:: Your instructions ::
Drop all images and give the records again exactly.

:: Task input ::

____________

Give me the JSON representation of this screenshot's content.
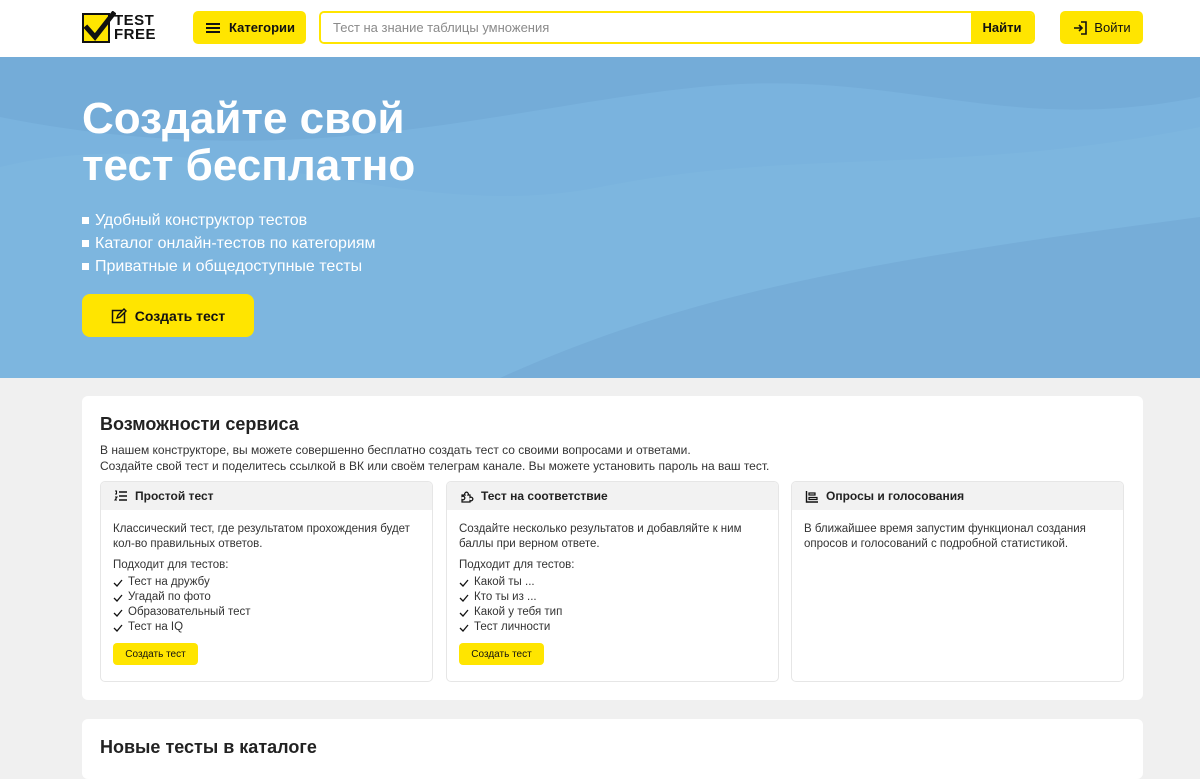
{
  "header": {
    "logo_line1": "TEST",
    "logo_line2": "FREE",
    "categories_label": "Категории",
    "search_placeholder": "Тест на знание таблицы умножения",
    "search_value": "",
    "find_label": "Найти",
    "login_label": "Войти"
  },
  "hero": {
    "title_line1": "Создайте свой",
    "title_line2": "тест бесплатно",
    "bullets": [
      "Удобный конструктор тестов",
      "Каталог онлайн-тестов по категориям",
      "Приватные и общедоступные тесты"
    ],
    "create_label": "Создать тест"
  },
  "features": {
    "title": "Возможности сервиса",
    "desc_line1": "В нашем конструкторе, вы можете совершенно бесплатно создать тест со своими вопросами и ответами.",
    "desc_line2": "Создайте свой тест и поделитесь ссылкой в ВК или своём телеграм канале. Вы можете установить пароль на ваш тест.",
    "cards": [
      {
        "title": "Простой тест",
        "icon": "list-numbered-icon",
        "text": "Классический тест, где результатом прохождения будет кол-во правильных ответов.",
        "suits": "Подходит для тестов:",
        "items": [
          "Тест на дружбу",
          "Угадай по фото",
          "Образовательный тест",
          "Тест на IQ"
        ],
        "button": "Создать тест"
      },
      {
        "title": "Тест на соответствие",
        "icon": "puzzle-icon",
        "text": "Создайте несколько результатов и добавляйте к ним баллы при верном ответе.",
        "suits": "Подходит для тестов:",
        "items": [
          "Какой ты ...",
          "Кто ты из ...",
          "Какой у тебя тип",
          "Тест личности"
        ],
        "button": "Создать тест"
      },
      {
        "title": "Опросы и голосования",
        "icon": "bar-chart-icon",
        "text": "В ближайшее время запустим функционал создания опросов и голосований с подробной статистикой."
      }
    ]
  },
  "catalog": {
    "title": "Новые тесты в каталоге"
  },
  "colors": {
    "accent": "#ffe500",
    "hero_bg": "#79b1db",
    "page_bg": "#f0f0f0"
  }
}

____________

:: Result below ::
Give me the JSON representation of this screenshot's content.
{
  "header": {
    "logo_line1": "TEST",
    "logo_line2": "FREE",
    "categories_label": "Категории",
    "search_placeholder": "Тест на знание таблицы умножения",
    "search_value": "",
    "find_label": "Найти",
    "login_label": "Войти"
  },
  "hero": {
    "title_line1": "Создайте свой",
    "title_line2": "тест бесплатно",
    "bullets": [
      "Удобный конструктор тестов",
      "Каталог онлайн-тестов по категориям",
      "Приватные и общедоступные тесты"
    ],
    "create_label": "Создать тест"
  },
  "features": {
    "title": "Возможности сервиса",
    "desc_line1": "В нашем конструкторе, вы можете совершенно бесплатно создать тест со своими вопросами и ответами.",
    "desc_line2": "Создайте свой тест и поделитесь ссылкой в ВК или своём телеграм канале. Вы можете установить пароль на ваш тест.",
    "cards": [
      {
        "title": "Простой тест",
        "icon": "list-numbered-icon",
        "text": "Классический тест, где результатом прохождения будет кол-во правильных ответов.",
        "suits": "Подходит для тестов:",
        "items": [
          "Тест на дружбу",
          "Угадай по фото",
          "Образовательный тест",
          "Тест на IQ"
        ],
        "button": "Создать тест"
      },
      {
        "title": "Тест на соответствие",
        "icon": "puzzle-icon",
        "text": "Создайте несколько результатов и добавляйте к ним баллы при верном ответе.",
        "suits": "Подходит для тестов:",
        "items": [
          "Какой ты ...",
          "Кто ты из ...",
          "Какой у тебя тип",
          "Тест личности"
        ],
        "button": "Создать тест"
      },
      {
        "title": "Опросы и голосования",
        "icon": "bar-chart-icon",
        "text": "В ближайшее время запустим функционал создания опросов и голосований с подробной статистикой."
      }
    ]
  },
  "catalog": {
    "title": "Новые тесты в каталоге"
  },
  "colors": {
    "accent": "#ffe500",
    "hero_bg": "#79b1db",
    "page_bg": "#f0f0f0"
  }
}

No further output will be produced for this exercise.